Excerpts from an interface dataset:
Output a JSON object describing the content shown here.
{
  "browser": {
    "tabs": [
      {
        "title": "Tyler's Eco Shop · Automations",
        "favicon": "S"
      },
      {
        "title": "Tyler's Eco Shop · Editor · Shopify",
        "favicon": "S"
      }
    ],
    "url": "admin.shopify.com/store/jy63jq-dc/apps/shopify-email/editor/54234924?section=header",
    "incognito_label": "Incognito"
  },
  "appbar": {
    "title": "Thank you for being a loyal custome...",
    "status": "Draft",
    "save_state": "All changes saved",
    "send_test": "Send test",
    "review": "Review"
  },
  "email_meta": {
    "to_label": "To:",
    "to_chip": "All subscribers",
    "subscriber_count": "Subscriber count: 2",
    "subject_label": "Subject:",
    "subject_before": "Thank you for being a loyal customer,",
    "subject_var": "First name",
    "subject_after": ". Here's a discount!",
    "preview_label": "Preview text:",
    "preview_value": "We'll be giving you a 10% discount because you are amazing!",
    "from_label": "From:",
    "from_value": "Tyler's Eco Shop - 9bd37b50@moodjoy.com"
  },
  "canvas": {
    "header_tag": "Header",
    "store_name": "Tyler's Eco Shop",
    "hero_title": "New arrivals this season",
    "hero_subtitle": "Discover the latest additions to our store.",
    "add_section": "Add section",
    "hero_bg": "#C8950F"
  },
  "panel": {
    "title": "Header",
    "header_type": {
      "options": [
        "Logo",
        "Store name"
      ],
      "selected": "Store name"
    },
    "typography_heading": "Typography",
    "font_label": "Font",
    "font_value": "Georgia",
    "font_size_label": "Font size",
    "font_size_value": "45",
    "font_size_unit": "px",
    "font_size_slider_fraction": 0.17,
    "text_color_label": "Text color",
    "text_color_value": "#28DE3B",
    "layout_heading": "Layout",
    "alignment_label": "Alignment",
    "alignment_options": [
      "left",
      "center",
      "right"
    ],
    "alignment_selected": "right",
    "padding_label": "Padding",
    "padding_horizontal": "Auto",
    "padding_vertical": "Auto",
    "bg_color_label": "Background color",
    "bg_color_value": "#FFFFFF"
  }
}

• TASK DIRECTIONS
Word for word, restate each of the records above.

• SOLUTION BELOW
Output a JSON object describing the content shown here.
{
  "browser": {
    "tabs": [
      {
        "title": "Tyler's Eco Shop · Automations",
        "favicon": "S"
      },
      {
        "title": "Tyler's Eco Shop · Editor · Shopify",
        "favicon": "S"
      }
    ],
    "url": "admin.shopify.com/store/jy63jq-dc/apps/shopify-email/editor/54234924?section=header",
    "incognito_label": "Incognito"
  },
  "appbar": {
    "title": "Thank you for being a loyal custome...",
    "status": "Draft",
    "save_state": "All changes saved",
    "send_test": "Send test",
    "review": "Review"
  },
  "email_meta": {
    "to_label": "To:",
    "to_chip": "All subscribers",
    "subscriber_count": "Subscriber count: 2",
    "subject_label": "Subject:",
    "subject_before": "Thank you for being a loyal customer,",
    "subject_var": "First name",
    "subject_after": ". Here's a discount!",
    "preview_label": "Preview text:",
    "preview_value": "We'll be giving you a 10% discount because you are amazing!",
    "from_label": "From:",
    "from_value": "Tyler's Eco Shop - 9bd37b50@moodjoy.com"
  },
  "canvas": {
    "header_tag": "Header",
    "store_name": "Tyler's Eco Shop",
    "hero_title": "New arrivals this season",
    "hero_subtitle": "Discover the latest additions to our store.",
    "add_section": "Add section",
    "hero_bg": "#C8950F"
  },
  "panel": {
    "title": "Header",
    "header_type": {
      "options": [
        "Logo",
        "Store name"
      ],
      "selected": "Store name"
    },
    "typography_heading": "Typography",
    "font_label": "Font",
    "font_value": "Georgia",
    "font_size_label": "Font size",
    "font_size_value": "45",
    "font_size_unit": "px",
    "font_size_slider_fraction": 0.17,
    "text_color_label": "Text color",
    "text_color_value": "#28DE3B",
    "layout_heading": "Layout",
    "alignment_label": "Alignment",
    "alignment_options": [
      "left",
      "center",
      "right"
    ],
    "alignment_selected": "right",
    "padding_label": "Padding",
    "padding_horizontal": "Auto",
    "padding_vertical": "Auto",
    "bg_color_label": "Background color",
    "bg_color_value": "#FFFFFF"
  }
}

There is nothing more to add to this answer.